### Required action
Check every line below for the word "only" and copy the ones that have it.

+++ Exercise inputs

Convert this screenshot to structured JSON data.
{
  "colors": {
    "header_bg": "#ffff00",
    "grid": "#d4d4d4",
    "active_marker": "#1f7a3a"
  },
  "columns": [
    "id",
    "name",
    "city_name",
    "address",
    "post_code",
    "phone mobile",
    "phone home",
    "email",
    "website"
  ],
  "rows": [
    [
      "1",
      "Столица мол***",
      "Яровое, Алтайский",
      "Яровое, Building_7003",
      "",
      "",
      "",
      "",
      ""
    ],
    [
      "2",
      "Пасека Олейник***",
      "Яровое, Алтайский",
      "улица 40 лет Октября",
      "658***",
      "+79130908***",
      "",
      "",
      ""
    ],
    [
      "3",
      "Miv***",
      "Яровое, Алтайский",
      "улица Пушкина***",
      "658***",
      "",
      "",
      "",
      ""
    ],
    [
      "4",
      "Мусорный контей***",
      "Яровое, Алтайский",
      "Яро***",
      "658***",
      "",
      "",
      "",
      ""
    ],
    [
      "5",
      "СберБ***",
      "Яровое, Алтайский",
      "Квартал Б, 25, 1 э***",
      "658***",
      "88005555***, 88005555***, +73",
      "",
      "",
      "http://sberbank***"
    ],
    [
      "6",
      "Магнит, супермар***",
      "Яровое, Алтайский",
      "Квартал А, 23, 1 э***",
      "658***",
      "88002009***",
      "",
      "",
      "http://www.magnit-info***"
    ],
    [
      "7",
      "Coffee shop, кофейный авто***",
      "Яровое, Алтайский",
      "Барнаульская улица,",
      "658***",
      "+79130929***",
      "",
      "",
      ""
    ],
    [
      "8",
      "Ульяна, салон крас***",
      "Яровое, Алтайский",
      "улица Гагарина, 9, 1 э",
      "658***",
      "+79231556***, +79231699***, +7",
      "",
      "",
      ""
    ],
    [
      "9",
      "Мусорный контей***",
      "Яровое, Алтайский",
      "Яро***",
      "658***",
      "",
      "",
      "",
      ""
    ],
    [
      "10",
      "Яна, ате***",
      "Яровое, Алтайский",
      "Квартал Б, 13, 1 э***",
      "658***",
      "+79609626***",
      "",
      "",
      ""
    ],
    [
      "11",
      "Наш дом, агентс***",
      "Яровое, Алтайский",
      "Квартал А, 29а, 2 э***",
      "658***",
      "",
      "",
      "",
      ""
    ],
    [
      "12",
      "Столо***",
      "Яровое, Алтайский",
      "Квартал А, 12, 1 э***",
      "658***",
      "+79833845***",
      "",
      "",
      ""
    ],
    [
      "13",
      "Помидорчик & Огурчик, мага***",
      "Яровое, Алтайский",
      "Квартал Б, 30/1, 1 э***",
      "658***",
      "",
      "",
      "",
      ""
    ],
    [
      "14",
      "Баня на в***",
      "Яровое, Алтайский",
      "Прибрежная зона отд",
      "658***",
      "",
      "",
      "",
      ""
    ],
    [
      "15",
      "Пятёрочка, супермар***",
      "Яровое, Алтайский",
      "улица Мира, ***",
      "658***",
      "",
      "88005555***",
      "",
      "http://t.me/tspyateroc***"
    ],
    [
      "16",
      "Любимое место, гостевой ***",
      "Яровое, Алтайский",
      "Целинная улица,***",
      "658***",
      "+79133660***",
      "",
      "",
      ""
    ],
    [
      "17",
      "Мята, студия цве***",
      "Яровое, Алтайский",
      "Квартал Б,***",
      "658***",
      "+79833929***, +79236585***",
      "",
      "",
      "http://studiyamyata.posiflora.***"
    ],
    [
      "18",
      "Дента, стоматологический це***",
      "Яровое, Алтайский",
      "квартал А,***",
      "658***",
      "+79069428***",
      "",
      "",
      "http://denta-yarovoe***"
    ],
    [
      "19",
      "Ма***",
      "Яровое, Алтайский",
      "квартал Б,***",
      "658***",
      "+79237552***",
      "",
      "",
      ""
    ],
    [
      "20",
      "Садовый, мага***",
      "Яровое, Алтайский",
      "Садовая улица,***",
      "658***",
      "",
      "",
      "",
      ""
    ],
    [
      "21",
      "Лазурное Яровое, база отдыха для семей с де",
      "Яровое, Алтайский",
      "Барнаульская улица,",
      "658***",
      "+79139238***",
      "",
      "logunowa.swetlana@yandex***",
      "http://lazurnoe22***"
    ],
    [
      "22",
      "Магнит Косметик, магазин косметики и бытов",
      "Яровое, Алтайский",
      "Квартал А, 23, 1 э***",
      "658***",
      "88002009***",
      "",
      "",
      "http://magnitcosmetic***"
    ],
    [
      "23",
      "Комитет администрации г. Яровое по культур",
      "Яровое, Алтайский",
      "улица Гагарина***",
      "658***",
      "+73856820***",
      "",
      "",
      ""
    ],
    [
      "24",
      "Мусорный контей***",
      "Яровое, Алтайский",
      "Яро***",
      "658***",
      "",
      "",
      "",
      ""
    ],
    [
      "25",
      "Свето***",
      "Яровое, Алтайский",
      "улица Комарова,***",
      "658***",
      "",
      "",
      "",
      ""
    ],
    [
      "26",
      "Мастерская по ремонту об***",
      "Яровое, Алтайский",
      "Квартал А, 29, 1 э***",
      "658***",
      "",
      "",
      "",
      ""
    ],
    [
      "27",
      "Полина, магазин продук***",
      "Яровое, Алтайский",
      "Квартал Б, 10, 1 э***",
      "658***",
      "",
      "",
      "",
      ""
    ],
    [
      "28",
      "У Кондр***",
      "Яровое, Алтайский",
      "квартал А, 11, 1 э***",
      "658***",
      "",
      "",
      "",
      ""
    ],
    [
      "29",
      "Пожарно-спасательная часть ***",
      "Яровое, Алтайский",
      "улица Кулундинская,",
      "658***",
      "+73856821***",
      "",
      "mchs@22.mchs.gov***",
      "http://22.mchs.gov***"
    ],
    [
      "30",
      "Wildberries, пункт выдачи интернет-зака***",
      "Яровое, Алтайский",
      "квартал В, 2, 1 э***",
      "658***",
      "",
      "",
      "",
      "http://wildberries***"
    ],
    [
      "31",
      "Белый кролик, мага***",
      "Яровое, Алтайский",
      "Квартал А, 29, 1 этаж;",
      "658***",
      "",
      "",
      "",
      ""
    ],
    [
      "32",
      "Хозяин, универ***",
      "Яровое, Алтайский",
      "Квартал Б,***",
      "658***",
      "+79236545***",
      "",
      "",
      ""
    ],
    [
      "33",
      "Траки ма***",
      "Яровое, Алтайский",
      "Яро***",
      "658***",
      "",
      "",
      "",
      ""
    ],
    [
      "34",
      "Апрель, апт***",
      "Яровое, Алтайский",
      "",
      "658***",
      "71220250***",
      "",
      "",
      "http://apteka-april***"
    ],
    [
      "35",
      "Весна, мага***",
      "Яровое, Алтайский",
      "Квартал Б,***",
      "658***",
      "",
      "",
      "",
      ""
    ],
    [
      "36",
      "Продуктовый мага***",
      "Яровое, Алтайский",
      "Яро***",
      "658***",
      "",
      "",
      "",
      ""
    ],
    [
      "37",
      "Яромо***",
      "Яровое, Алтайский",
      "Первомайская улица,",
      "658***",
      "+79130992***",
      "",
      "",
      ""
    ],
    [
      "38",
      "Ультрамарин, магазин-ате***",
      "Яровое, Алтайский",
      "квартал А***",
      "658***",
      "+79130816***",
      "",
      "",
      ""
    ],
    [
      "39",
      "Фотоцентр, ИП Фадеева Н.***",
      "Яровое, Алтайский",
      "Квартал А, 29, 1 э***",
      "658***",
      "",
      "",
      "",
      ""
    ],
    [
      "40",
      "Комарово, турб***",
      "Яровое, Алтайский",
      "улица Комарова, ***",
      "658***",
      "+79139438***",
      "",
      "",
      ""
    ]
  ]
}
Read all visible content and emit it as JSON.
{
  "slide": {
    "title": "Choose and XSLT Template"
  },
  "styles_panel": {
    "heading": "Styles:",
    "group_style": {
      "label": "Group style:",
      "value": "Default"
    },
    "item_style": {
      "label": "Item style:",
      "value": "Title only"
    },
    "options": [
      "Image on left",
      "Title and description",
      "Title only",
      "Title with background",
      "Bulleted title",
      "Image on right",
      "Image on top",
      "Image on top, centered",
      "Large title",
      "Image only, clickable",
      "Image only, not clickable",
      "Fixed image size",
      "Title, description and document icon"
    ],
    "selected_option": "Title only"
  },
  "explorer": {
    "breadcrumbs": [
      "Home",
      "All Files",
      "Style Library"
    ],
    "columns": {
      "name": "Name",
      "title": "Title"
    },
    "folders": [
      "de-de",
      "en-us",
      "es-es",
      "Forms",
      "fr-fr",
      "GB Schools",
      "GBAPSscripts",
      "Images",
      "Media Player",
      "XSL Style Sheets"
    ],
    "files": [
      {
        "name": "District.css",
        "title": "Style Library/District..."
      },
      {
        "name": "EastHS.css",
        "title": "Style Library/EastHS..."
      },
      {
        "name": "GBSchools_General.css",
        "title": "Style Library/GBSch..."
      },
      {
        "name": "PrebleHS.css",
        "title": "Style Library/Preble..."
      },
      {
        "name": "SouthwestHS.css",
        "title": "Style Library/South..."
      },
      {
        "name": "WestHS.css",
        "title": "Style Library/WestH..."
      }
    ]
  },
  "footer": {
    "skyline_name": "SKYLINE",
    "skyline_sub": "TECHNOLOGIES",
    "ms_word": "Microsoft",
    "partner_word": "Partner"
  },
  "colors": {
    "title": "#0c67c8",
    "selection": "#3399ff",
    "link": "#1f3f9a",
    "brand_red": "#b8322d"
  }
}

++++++

### Response below
      "value": "Title only"
      "Title only",
      "Image only, clickable",
      "Image only, not clickable",
    "selected_option": "Title only"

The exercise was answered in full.